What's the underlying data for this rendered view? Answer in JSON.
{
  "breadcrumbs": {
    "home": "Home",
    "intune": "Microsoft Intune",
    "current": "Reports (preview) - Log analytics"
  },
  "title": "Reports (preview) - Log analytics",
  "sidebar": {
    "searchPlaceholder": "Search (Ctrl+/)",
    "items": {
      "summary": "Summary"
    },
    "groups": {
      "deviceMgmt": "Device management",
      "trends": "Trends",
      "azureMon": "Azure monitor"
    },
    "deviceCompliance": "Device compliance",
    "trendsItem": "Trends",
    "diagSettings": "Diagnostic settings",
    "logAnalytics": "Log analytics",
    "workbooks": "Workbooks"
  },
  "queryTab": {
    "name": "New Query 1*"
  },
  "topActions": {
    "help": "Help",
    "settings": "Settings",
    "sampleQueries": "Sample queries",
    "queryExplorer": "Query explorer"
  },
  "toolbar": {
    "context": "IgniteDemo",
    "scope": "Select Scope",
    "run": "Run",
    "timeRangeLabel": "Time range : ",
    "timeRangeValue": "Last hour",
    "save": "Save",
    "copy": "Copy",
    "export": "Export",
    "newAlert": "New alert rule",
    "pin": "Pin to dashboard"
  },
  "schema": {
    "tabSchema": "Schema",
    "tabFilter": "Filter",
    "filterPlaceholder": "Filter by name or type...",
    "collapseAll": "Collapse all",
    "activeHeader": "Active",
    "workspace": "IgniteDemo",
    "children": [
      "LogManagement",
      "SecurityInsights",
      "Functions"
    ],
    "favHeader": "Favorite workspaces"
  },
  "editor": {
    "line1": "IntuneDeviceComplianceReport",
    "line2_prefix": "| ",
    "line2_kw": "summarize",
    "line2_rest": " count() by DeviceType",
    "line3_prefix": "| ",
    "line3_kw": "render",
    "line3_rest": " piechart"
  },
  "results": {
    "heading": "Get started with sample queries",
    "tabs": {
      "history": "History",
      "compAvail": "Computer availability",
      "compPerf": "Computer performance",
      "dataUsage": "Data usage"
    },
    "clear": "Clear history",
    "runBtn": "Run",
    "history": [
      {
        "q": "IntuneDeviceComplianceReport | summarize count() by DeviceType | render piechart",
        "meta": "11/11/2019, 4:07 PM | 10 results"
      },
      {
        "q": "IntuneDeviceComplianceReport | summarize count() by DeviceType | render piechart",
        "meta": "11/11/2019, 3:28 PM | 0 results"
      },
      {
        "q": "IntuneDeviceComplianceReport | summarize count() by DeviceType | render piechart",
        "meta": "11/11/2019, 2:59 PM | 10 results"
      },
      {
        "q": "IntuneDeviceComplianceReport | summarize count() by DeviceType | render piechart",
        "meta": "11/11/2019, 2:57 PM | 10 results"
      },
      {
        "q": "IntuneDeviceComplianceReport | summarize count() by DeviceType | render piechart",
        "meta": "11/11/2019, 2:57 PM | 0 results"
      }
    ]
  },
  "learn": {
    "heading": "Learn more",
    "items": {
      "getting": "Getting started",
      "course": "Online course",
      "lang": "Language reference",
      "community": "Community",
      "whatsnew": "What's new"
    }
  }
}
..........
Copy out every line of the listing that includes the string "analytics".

◆ **Solution below**
    "current": "Reports (preview) - Log analytics"
  "title": "Reports (preview) - Log analytics",
    "logAnalytics": "Log analytics",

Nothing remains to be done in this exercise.